Macedonian film follows a father stuck in a dark comedy of errors

“Sticker” may have been filmed in Macedonia, but during an American summer marked by protests against police brutality, its story about a father struggling against bureaucracy and corrupt cops gains a global resonance.

But for director Georgi M. Unkovski, it wasn’t current events that inspired his film, a finalist in TheWrap’s 2020 ShortList Film Festival. It was his love of the underdog.

“I’m always fascinated by stories about people simply trying to get by but society set them up to fail,” Unkovski told TheWrap. “I think what people really latch onto with this film is how we as individuals have to struggle against these huge bureaucratic forces.”

“Sticker” follows Dejan, a beleaguered father trying to get to his daughter’s dance recital…only to end up in an escalating crisis thanks to a simple office error. Stumbling through an overcrowded DMV office, he is told that the office has run out of stickers for vehicle registration. Despite being assured by a dismissive clerk that the police know they’re out of stickers, Dejan soon finds himself pulled over by a cop in search of a murderer and plunged into a world of law enforcement that isn’t particularly interested in protecting or serving.

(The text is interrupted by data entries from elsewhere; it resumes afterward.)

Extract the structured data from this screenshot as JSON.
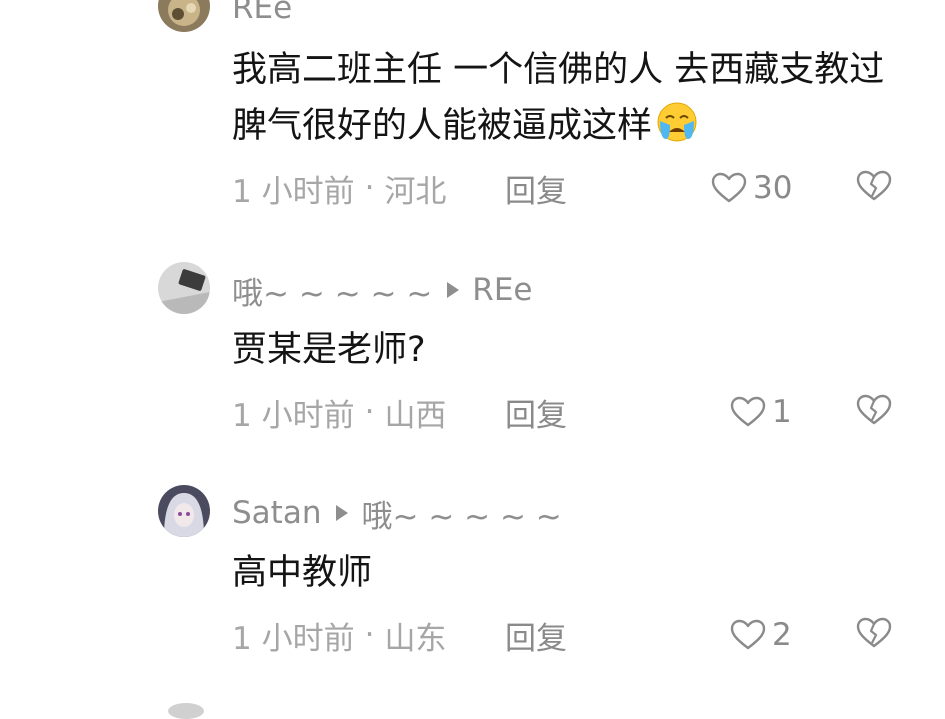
{
  "comments": [
    {
      "author": "REe",
      "reply_to": "",
      "text": "我高二班主任  一个信佛的人 去西藏支教过 脾气很好的人能被逼成这样",
      "emoji": "crying-face",
      "time": "1 小时前",
      "location": "河北",
      "reply_label": "回复",
      "likes": "30"
    },
    {
      "author": "哦~ ~ ~ ~ ~",
      "reply_to": "REe",
      "text": "贾某是老师?",
      "time": "1 小时前",
      "location": "山西",
      "reply_label": "回复",
      "likes": "1"
    },
    {
      "author": "Satan",
      "reply_to": "哦~ ~ ~ ~ ~",
      "text": "高中教师",
      "time": "1 小时前",
      "location": "山东",
      "reply_label": "回复",
      "likes": "2"
    }
  ],
  "separator": "·",
  "colors": {
    "text": "#141414",
    "secondary": "#8e8e8e",
    "meta": "#a6a6a6"
  }
}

Unkovski says that the story started with the minor irritation of vehicle registration renewal, but says he was surprised by how many viewers who have seen his film were able to personally empathize with that frustration. “I was surprised to find that even people in the U.S. were able to identify with his struggle,” he said. “The first scene is taken as-is from real life. Everybody here [in Macedonia] has their own stories about struggling with bureaucracy.”

Unkovski also recognizes that the global Black Lives Matter protests put Dejan’s abuse at the hands of police in a new context, even if “Sticker” isn’t a film about racist police violence.

“We weren’t even thinking about such issues when we were shooting, but ironically it’s been a fitting year for our film to come out,” he says. “Obviously, once you put a film out it stops just belong to you, but there are stories of injustice everywhere and its easy to connect to them. I think a lot of people feel alone in fights against injustice and I like exploring that in my films.”